by Jordan Roberts
Former Director of Government Affairs, John Locke Foundation
Health care is an important issue for voters. Not only is it important for an individual’s overall well-being, but the soul-crushing costs of health care also have severe impacts on employees’ wages and patients’ pocketbooks. Proponents of the Affordable Care Act (ACA), or Obamacare, claimed that it would fix many of these affordability issues. But for many who do not get insurance through their employer, the problems of high costs and limited access persists.
Section 1332 of the ACA allows states to apply to the federal government for waivers that would grant them exemptions from core ACA requirements. This is one option for states to pursue to try to provide some relief to patients who buy insurance in the individual or small group markets. I have written about this topic before, shortly after the Trump administration issued new guidance about this section:
For a section 1332 waiver to be approved, state officials would have to show HHS [U.S. Department of Health and Human Services] that their new alternative will function in accordance with the following guardrails: “provide coverage at least as comprehensive as that provided under the ACA; provide coverage and protection against excessive out-of-pocket expenditures at least as affordable as that provided under the ACA; cover a number of residents at least comparable to the number who would be covered under the ACA; and not increase the federal deficit.”
Several states have successfully applied for a 1332 waiver. Not every state’s waiver looks the same. These waivers are designed to be tailored to each state – the way health insurance markets should operate. In this research brief, I will examine the 1332 waivers for several states who have used them to set up reinsurance programs. Although North Carolina has not applied for a 1332 waiver, the purpose of this brief is to illustrate what other states are doing to address some of the affordability problems for those who purchase health insurance as an individual or a small group. To better accommodate those who are uninsured or struggle to afford insurance, North Carolina may find it necessary in the future to take back control of its insurance market.
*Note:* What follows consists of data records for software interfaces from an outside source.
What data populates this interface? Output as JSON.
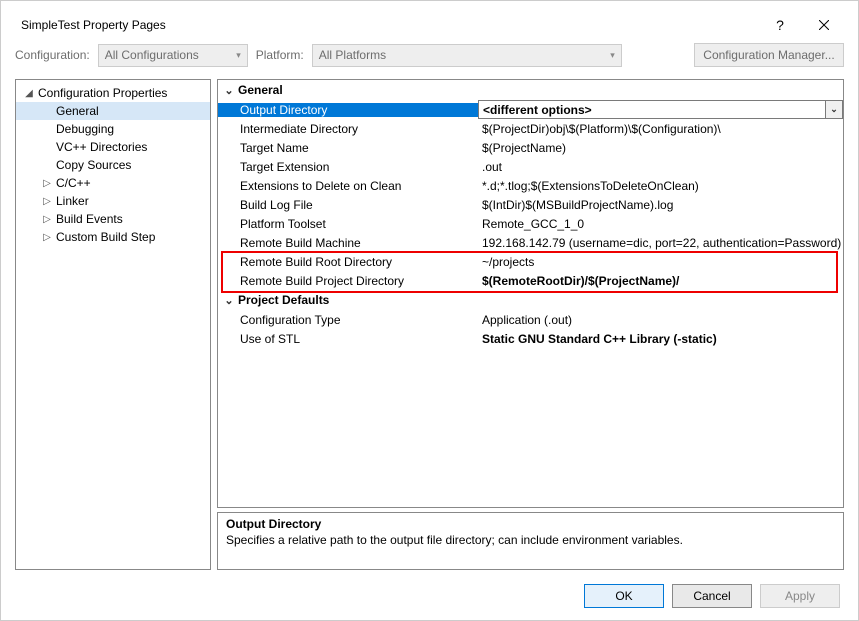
{
  "title": "SimpleTest Property Pages",
  "toolbar": {
    "configuration_label": "Configuration:",
    "configuration_value": "All Configurations",
    "platform_label": "Platform:",
    "platform_value": "All Platforms",
    "config_manager": "Configuration Manager..."
  },
  "tree": {
    "root": "Configuration Properties",
    "items": [
      {
        "label": "General",
        "selected": true
      },
      {
        "label": "Debugging"
      },
      {
        "label": "VC++ Directories"
      },
      {
        "label": "Copy Sources"
      },
      {
        "label": "C/C++",
        "expander": true
      },
      {
        "label": "Linker",
        "expander": true
      },
      {
        "label": "Build Events",
        "expander": true
      },
      {
        "label": "Custom Build Step",
        "expander": true
      }
    ]
  },
  "sections": [
    {
      "header": "General",
      "rows": [
        {
          "name": "Output Directory",
          "value": "<different options>",
          "selected": true,
          "bold_value": true,
          "dropdown": true
        },
        {
          "name": "Intermediate Directory",
          "value": "$(ProjectDir)obj\\$(Platform)\\$(Configuration)\\"
        },
        {
          "name": "Target Name",
          "value": "$(ProjectName)"
        },
        {
          "name": "Target Extension",
          "value": ".out"
        },
        {
          "name": "Extensions to Delete on Clean",
          "value": "*.d;*.tlog;$(ExtensionsToDeleteOnClean)"
        },
        {
          "name": "Build Log File",
          "value": "$(IntDir)$(MSBuildProjectName).log"
        },
        {
          "name": "Platform Toolset",
          "value": "Remote_GCC_1_0"
        },
        {
          "name": "Remote Build Machine",
          "value": "192.168.142.79 (username=dic, port=22, authentication=Password)"
        },
        {
          "name": "Remote Build Root Directory",
          "value": "~/projects",
          "highlighted": true
        },
        {
          "name": "Remote Build Project Directory",
          "value": "$(RemoteRootDir)/$(ProjectName)/",
          "bold_value": true,
          "highlighted": true
        }
      ]
    },
    {
      "header": "Project Defaults",
      "rows": [
        {
          "name": "Configuration Type",
          "value": "Application (.out)"
        },
        {
          "name": "Use of STL",
          "value": "Static GNU Standard C++ Library (-static)",
          "bold_value": true
        }
      ]
    }
  ],
  "description": {
    "title": "Output Directory",
    "text": "Specifies a relative path to the output file directory; can include environment variables."
  },
  "buttons": {
    "ok": "OK",
    "cancel": "Cancel",
    "apply": "Apply"
  }
}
As of this writing, 13 states have successfully been granted waivers under section 1332 of the ACA. The majority of these waivers have focused on setting up state-based reinsurance programs. A reinsurance program is essentially stop-loss insurance for insurance companies. The details of how each program will work vary from state to state; however, Louise Norris from verywellhealth provides a brief description:
In a nutshell, the idea is that the reinsurance program lowers the cost of health insurance, which means that premium subsidies don’t have to be as large in order to keep coverage affordable, and that saves the federal government money (since premium subsidies are funded by the federal government). By using a 1332 waiver, the state gets to keep the savings and use it to fund the reinsurance program. That money is referred to as “pass-through” savings since it’s passed through to the state.
It’s widely accepted that a small portion of the population accounts for a substantial part of overall health care spending. Offsetting the costs of these folks is a possible way to bring down costs for everyone in the risk pool.
The chart posted below comes from Avalere, a health care consulting firm and shows the results of the states who have implemented a reinsurance program. On average, the states with an implemented reinsurance program were able to reduce premiums by 19.9 percent compared to what the premiums would have been in the absence of the waiver. Some states were able to reduce premiums at a much higher rate.
Would a reinsurance program work for North Carolina? It could. Is it the right idea? Maybe. A 1332 waiver would help North Carolina by allowing the state to set up an insurance market without all of the excessive burdens of Obamacare. If this included a reinsurance program as other states have implemented, the devil would be in the details. Funding would be a main point of concern. Some states fund their program by general fund revenues. Some states impose a small tax on insurers. A North Carolina based reinsurance program ideally would be one that is part of a more extensive 1332 waiver to lower premiums through risk adjustment, encourage competition among plans and insurers, and provides as many affordable options as possible to encourage the take-up of insurance by those who may not currently be insured.
Obamacare mandated that every insurer who participates in the exchanges must cover a prescribed set of benefits. Mandating coverage like this creates a disincentive for insurers to cover the sickest individuals because of the high cost. Using a reinsurance program (or another risk-adjustment program) is one method to try to reallocate existing funding to meet the needs of patients better and lower costs for everyone in the insurance market. The key here is that this type of program would reallocate funding that is already slated to come to the state. If properly set up, this type of program could spread risk without requiring any new federal funding.
As the Affordable Care Act remains the law of the land, states are looking for additional ways to provide relief for those who cannot afford or struggle to afford insurance. A 1332 waiver may be the way to do so.